In a warehouse setting where wooden pallets or packaging is stored, the pests can invade that product.  Items can be destroyed before they reach the consumer, causing loss of inventory and revenue.  However, what if that same product reaches the consumer?


Pests and other contaminants can be devastating in the food or pharmaceutical setting too.  If these products are infected by any kind of pest or contaminant the product cannot be used.  Should this product reach the consumer it could lead to illness or death.


In both of these situations the ramifications do not end at product loss.  There is also financial damage to consider.  In many cases of product recalls, lawsuits are filed, especially if injury, illness or death have occurred.  There is also the damage done to a company’s reputation which can result in lost sales.


There are ways to prevent this from happening.  First and foremost, check to ensure your suppliers are following guidelines set forth by the International Standards for Phytosanitary Measures.  These guidelines include the IPPC logo, country of origin and how the pallet was treated.


Second, make sure the pallet has been treated.  It is also important to know how it was treated.  The chemical treatment methyl bromide cannot be used with any products that could be ingested.   It is good practice to include on your purchase orders what method needs to be used on pallets for materials and/or product coming into your facilities.  In addition, receiving staff should be trained on checking incoming shipments for the IPPC logo and how to handle shipments that do not meet your company’s criteria.

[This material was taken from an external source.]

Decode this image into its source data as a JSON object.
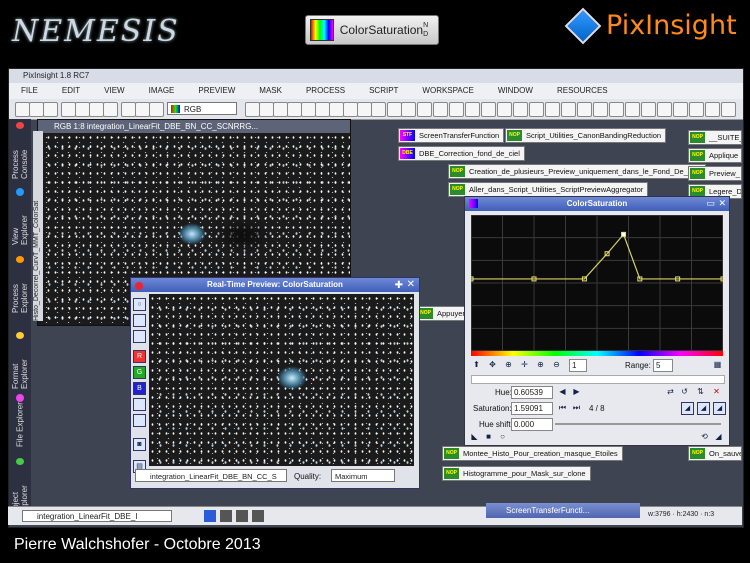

Finally, pallet storage at your facilities should be reviewed and controlled.  Pallets stored outside and uncovered are subjected not only to the weather but also to animals in the area.